TJ Edgar Flushing Migrant farm workers in America go through struggles that middle class and privileged people of any race couldn’t even begin to comprehend without deep research. The types of pain that migrant farm workers endure on a day to day basis is incredible. As the consumers in a modern capitalist society, middle-class Americans are the reason that migrant farm workers have to raise their kids preparing them to work in servitude. The migrants don't want to work in the harsh conditions but they have to in order to have a “steady” income. Migrant farm workers in America are some of the most vulnerable of the oppressed groups because they work hard for endless hours at a time to provide to

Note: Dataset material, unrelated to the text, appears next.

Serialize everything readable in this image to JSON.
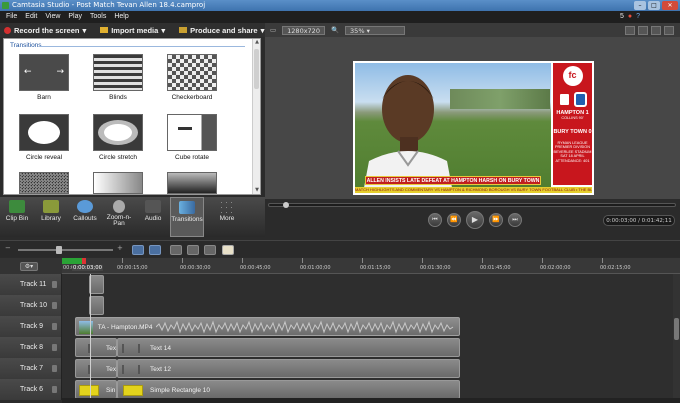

The Effect of Immigrants in American Agriculture: Over the past couple decades the number of undocumented immigrants involved in American agriculture has increased by the hundreds. They have dominated the fields on the west coast and have been put to work in some very harsh conditions. Many
Farmer Career My entire life I have been on the farm with my dad and grandpa. When I was too little to drive the tractors I would sit and just ride around with them. Now that I am old enough to drive them, I have a lot of experience, and as a farmer working with your family and friends you hire you can take some days off if needed without getting in trouble.
The U.S.- Mexico Bracero program was originated in Stockton, Ca., on August 4, 1942. The immigrant workers also faced harsh conditions, most of the work that was left for the immigrants was work that no one else was willing to do. Summarized best, “During the United States– Mexico Bracero Program, 1942-1964, U.S. agribusiness employed a coercive factory regime, introduced mechanization and increased work hazards, and employed a dual wage structure to keep Mexican contract workers at a serious disadvantage to advance their own collective well–being”(Mize). Although the immigrant workers faced harsh working conditions, the Bracero program stimulated economic growth in the western farming industry, and was deemed a success for the American agriculture business.
Agriculture industries employ more undocumented workers than any other industry in the country because it cost less. Half of California's 700,000 farm workers are estimated to be undocumented. Thirty years ago 50 percent of farm workers in California were immigrants, and now it’s 92
I woke up before my alarm. A distant square of eerie half-twilight from the window held the familiar outline of the locust tree. In the dark, I fumbled to dress without waking my parents. I slipped outside.